| RECORDED DATA |
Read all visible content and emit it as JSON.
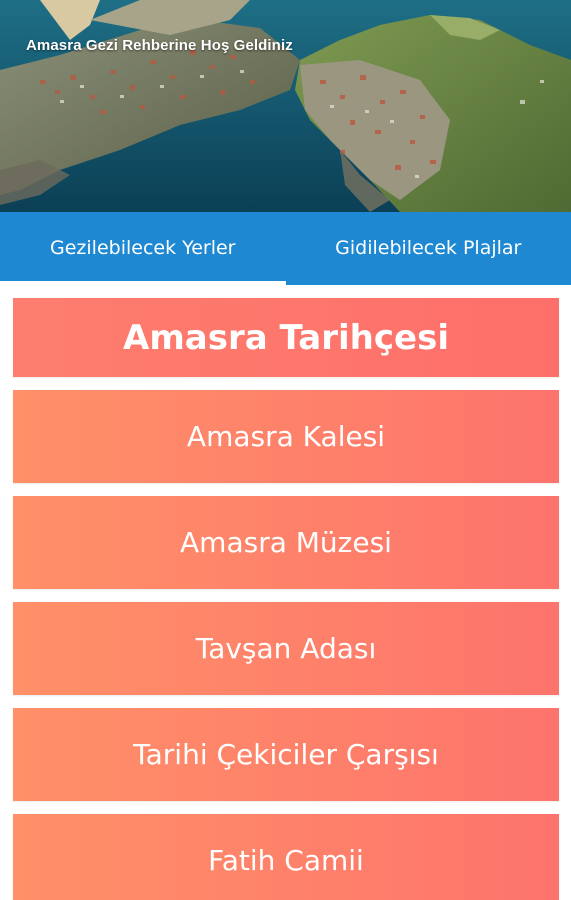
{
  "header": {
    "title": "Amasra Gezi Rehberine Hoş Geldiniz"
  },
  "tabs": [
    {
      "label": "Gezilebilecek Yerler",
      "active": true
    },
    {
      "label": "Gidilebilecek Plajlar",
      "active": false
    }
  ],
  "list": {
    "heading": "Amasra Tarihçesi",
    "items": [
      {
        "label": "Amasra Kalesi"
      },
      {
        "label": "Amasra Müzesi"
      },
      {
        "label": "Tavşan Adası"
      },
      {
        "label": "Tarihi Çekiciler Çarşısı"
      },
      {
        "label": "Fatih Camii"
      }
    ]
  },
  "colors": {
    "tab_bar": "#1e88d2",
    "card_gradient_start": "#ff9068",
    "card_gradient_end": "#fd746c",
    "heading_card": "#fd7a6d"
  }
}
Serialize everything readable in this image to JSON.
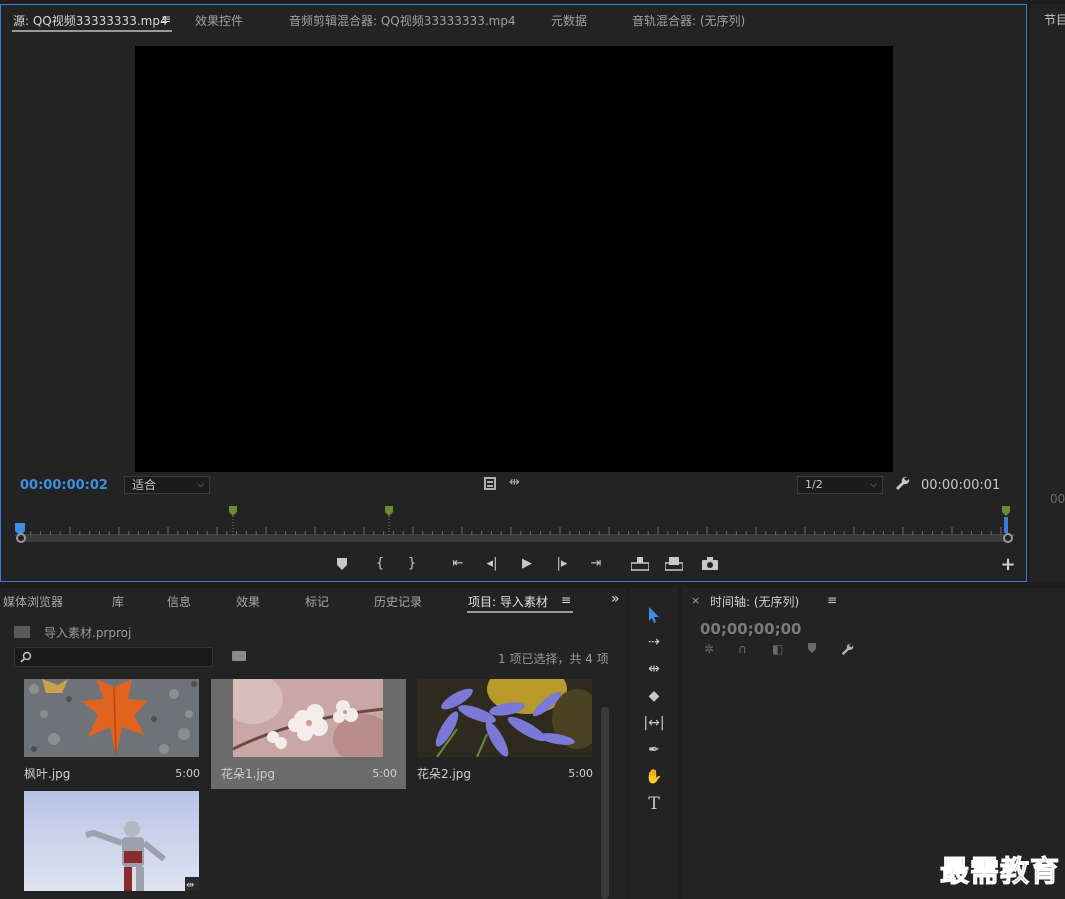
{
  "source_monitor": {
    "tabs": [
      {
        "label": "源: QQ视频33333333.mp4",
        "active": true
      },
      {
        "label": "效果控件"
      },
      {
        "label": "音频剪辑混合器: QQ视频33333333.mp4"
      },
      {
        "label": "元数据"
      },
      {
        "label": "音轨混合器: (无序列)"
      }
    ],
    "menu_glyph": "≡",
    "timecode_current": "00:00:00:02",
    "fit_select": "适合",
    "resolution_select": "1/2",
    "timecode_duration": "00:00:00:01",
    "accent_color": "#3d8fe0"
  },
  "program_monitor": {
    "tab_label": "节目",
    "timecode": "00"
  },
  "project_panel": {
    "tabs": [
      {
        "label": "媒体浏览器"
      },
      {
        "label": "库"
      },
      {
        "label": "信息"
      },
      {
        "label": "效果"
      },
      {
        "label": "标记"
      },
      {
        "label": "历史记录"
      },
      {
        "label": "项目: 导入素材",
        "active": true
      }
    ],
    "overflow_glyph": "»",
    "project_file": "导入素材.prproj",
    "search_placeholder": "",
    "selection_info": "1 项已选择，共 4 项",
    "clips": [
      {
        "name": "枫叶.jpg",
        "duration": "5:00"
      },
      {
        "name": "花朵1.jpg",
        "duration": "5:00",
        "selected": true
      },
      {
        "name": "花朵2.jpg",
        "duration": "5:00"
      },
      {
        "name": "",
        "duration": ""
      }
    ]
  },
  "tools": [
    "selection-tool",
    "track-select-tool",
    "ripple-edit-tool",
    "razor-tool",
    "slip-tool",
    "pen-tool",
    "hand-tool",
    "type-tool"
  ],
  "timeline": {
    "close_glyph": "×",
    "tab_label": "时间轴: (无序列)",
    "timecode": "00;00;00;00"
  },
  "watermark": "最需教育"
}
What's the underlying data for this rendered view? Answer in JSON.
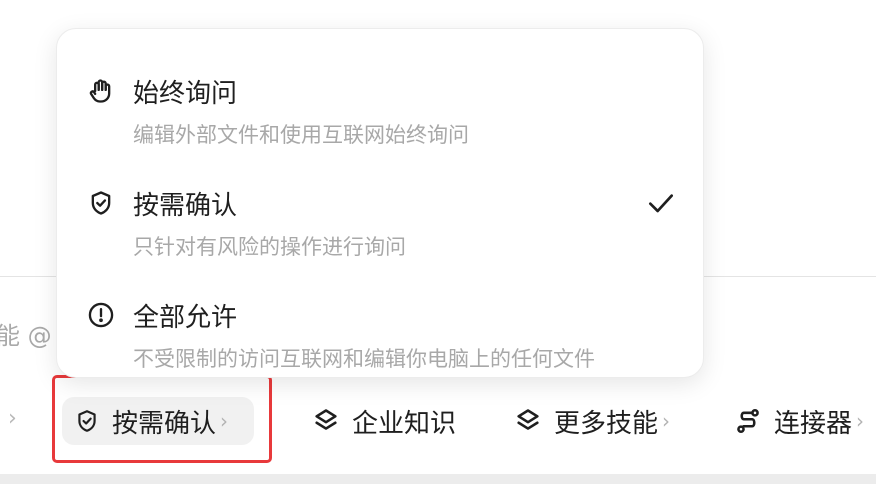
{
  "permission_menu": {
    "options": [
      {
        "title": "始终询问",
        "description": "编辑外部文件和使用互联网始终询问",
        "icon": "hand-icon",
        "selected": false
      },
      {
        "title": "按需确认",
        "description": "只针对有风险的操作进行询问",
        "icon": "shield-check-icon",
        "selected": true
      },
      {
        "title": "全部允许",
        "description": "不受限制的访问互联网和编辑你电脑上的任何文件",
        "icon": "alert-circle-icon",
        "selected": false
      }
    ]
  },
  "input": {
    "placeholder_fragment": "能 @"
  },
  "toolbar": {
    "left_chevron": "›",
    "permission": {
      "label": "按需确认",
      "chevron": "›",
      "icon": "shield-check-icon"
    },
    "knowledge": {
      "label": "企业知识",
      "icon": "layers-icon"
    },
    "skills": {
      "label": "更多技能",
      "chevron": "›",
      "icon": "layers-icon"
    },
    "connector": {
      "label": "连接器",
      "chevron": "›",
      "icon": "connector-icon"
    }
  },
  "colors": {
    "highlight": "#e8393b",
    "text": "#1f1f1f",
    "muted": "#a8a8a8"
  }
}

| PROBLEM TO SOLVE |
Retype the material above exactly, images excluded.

| SOLUTION BELOW |
Read all visible content and emit it as JSON.
{
  "header": {
    "title": "Amasra Gezi Rehberine Hoş Geldiniz"
  },
  "tabs": [
    {
      "label": "Gezilebilecek Yerler",
      "active": true
    },
    {
      "label": "Gidilebilecek Plajlar",
      "active": false
    }
  ],
  "list": {
    "heading": "Amasra Tarihçesi",
    "items": [
      {
        "label": "Amasra Kalesi"
      },
      {
        "label": "Amasra Müzesi"
      },
      {
        "label": "Tavşan Adası"
      },
      {
        "label": "Tarihi Çekiciler Çarşısı"
      },
      {
        "label": "Fatih Camii"
      }
    ]
  },
  "colors": {
    "tab_bar": "#1e88d2",
    "card_gradient_start": "#ff9068",
    "card_gradient_end": "#fd746c",
    "heading_card": "#fd7a6d"
  }
}
Serialize everything readable in this image to JSON.
{
  "source_monitor": {
    "tabs": [
      {
        "label": "源: QQ视频33333333.mp4",
        "active": true
      },
      {
        "label": "效果控件"
      },
      {
        "label": "音频剪辑混合器: QQ视频33333333.mp4"
      },
      {
        "label": "元数据"
      },
      {
        "label": "音轨混合器: (无序列)"
      }
    ],
    "menu_glyph": "≡",
    "timecode_current": "00:00:00:02",
    "fit_select": "适合",
    "resolution_select": "1/2",
    "timecode_duration": "00:00:00:01",
    "accent_color": "#3d8fe0"
  },
  "program_monitor": {
    "tab_label": "节目",
    "timecode": "00"
  },
  "project_panel": {
    "tabs": [
      {
        "label": "媒体浏览器"
      },
      {
        "label": "库"
      },
      {
        "label": "信息"
      },
      {
        "label": "效果"
      },
      {
        "label": "标记"
      },
      {
        "label": "历史记录"
      },
      {
        "label": "项目: 导入素材",
        "active": true
      }
    ],
    "overflow_glyph": "»",
    "project_file": "导入素材.prproj",
    "search_placeholder": "",
    "selection_info": "1 项已选择，共 4 项",
    "clips": [
      {
        "name": "枫叶.jpg",
        "duration": "5:00"
      },
      {
        "name": "花朵1.jpg",
        "duration": "5:00",
        "selected": true
      },
      {
        "name": "花朵2.jpg",
        "duration": "5:00"
      },
      {
        "name": "",
        "duration": ""
      }
    ]
  },
  "tools": [
    "selection-tool",
    "track-select-tool",
    "ripple-edit-tool",
    "razor-tool",
    "slip-tool",
    "pen-tool",
    "hand-tool",
    "type-tool"
  ],
  "timeline": {
    "close_glyph": "×",
    "tab_label": "时间轴: (无序列)",
    "timecode": "00;00;00;00"
  },
  "watermark": "最需教育"
}
What's the underlying data for this rendered view? Answer in JSON.
{
  "permission_menu": {
    "options": [
      {
        "title": "始终询问",
        "description": "编辑外部文件和使用互联网始终询问",
        "icon": "hand-icon",
        "selected": false
      },
      {
        "title": "按需确认",
        "description": "只针对有风险的操作进行询问",
        "icon": "shield-check-icon",
        "selected": true
      },
      {
        "title": "全部允许",
        "description": "不受限制的访问互联网和编辑你电脑上的任何文件",
        "icon": "alert-circle-icon",
        "selected": false
      }
    ]
  },
  "input": {
    "placeholder_fragment": "能 @"
  },
  "toolbar": {
    "left_chevron": "›",
    "permission": {
      "label": "按需确认",
      "chevron": "›",
      "icon": "shield-check-icon"
    },
    "knowledge": {
      "label": "企业知识",
      "icon": "layers-icon"
    },
    "skills": {
      "label": "更多技能",
      "chevron": "›",
      "icon": "layers-icon"
    },
    "connector": {
      "label": "连接器",
      "chevron": "›",
      "icon": "connector-icon"
    }
  },
  "colors": {
    "highlight": "#e8393b",
    "text": "#1f1f1f",
    "muted": "#a8a8a8"
  }
}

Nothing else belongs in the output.